“So, how are you feeling after moving to Goa?”
“Are you happy with your decision to move to Goa?”
“How’s Goa coming along for you? Are you satisfied?”
“I do know you like being in Goa, but let’s chat more about how you really feel about the day-to-day experience.”
These are the type of questions, inquiries that come our way these days from family members, close friends, casual friends, former colleagues. They all are basically curious about how it’s going for us here in Goa. Some are curious because they see a possibility of moving in the near/far future. Some are just plain curious (even astonished) that we should take such an extreme step – of suddenly abandoning the years of life and living that we made in Delhi and move over-night!
Our response has always been in the positive. We came to Goa for the clean air, natural spaces, thriving bird life, flora fauna and to live a slow-paced life and we have found all of this exactly as we wanted. Some feel satisfied with the answer. Some don’t.
The truth is, those answers are right for me. It may not be for someone else. Because, those are my priorities, big ones – clean air, natural spaces, desire to live a slow life.
And, the biggest of them all – spaces where my children can immerse themselves in free play, creative and imaginative play. And, living in a city like Delhi where neither the weather nor the spaces, the atmosphere or the resources allowed us to do so.
Even the attitudes of the people was not encouraging for children to be able to play. The gated communities (residential complexes) flaunt manicured lawns – where children are not allowed. The spaces within these complexes are chock-a-block with cars. Children can’t play for they may be run over in those so-called safe, gated spaces. Actually, they won’t be allowed to play for they may damage the cars – when playing with balls, running, cycling. In those ‘safe’ spaces, children and elderly can’t co-exist, for running and playing children are a threat to the aged folks.
In today’s world, children’s free play is being seen as nuisance. Their play has become an adult affair – managed and directed by an adult. Only when their play is structured and programmed, is it seen valuable and contributing to their learning process. I’m sorry, but I really don’t agree.
So, Goa works for us because it allows my children to be children. They can play in puddles, get their hands dirty in sand and water, be dazzled by glow worms, comb the beach for shells and stones and drift wood. There is vitamin D3 from the sun that gives us company all 365 days of the year – no need to rely on the sun pills. We can walk, cycle, swim.

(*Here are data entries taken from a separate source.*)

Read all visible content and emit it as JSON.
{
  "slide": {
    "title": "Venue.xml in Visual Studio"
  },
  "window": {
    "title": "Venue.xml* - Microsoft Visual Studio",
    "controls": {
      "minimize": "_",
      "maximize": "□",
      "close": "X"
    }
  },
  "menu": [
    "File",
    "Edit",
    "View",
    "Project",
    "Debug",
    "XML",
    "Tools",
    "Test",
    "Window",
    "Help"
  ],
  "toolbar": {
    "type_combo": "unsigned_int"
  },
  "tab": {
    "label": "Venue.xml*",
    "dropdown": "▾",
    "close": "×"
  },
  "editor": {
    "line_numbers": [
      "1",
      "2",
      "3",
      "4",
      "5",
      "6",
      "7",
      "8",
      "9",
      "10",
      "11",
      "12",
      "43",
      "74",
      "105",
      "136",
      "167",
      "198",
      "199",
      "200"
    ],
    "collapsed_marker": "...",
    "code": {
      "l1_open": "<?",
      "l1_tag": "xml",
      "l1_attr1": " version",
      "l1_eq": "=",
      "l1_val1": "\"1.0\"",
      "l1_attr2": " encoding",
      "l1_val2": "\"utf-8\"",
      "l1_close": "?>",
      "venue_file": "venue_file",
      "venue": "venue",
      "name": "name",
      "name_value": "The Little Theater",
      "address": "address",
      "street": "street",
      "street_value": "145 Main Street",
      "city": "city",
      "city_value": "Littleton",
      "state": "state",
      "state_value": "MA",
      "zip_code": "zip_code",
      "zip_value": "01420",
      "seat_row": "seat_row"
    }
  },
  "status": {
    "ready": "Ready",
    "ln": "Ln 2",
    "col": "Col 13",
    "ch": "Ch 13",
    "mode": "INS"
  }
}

We can join the musicians from around the world playing on the beaches; we can lend a helping hand to the fisher men on the beach pulling their boat ashore. We’re not confined within four walls cooled by air conditioners and warmed by blowers and oil heaters and such.
And yet, we tried to create an environment for Free Play in our Delhi apartment – by creating a mud pie kitchen on the balcony; by creating a water-play space with an indoor fountain; by giving ample sensory play material to Pari – stuff like cloud dough, home-made play dough, nature sensory boxes.
My children can learn by playing. Is that not how children learn naturally?
In this epic article titled, “The Play Defecit” Peter Gray writes:
“You can’t teach creativity; all you can do is let it blossom, and it blossoms in play.”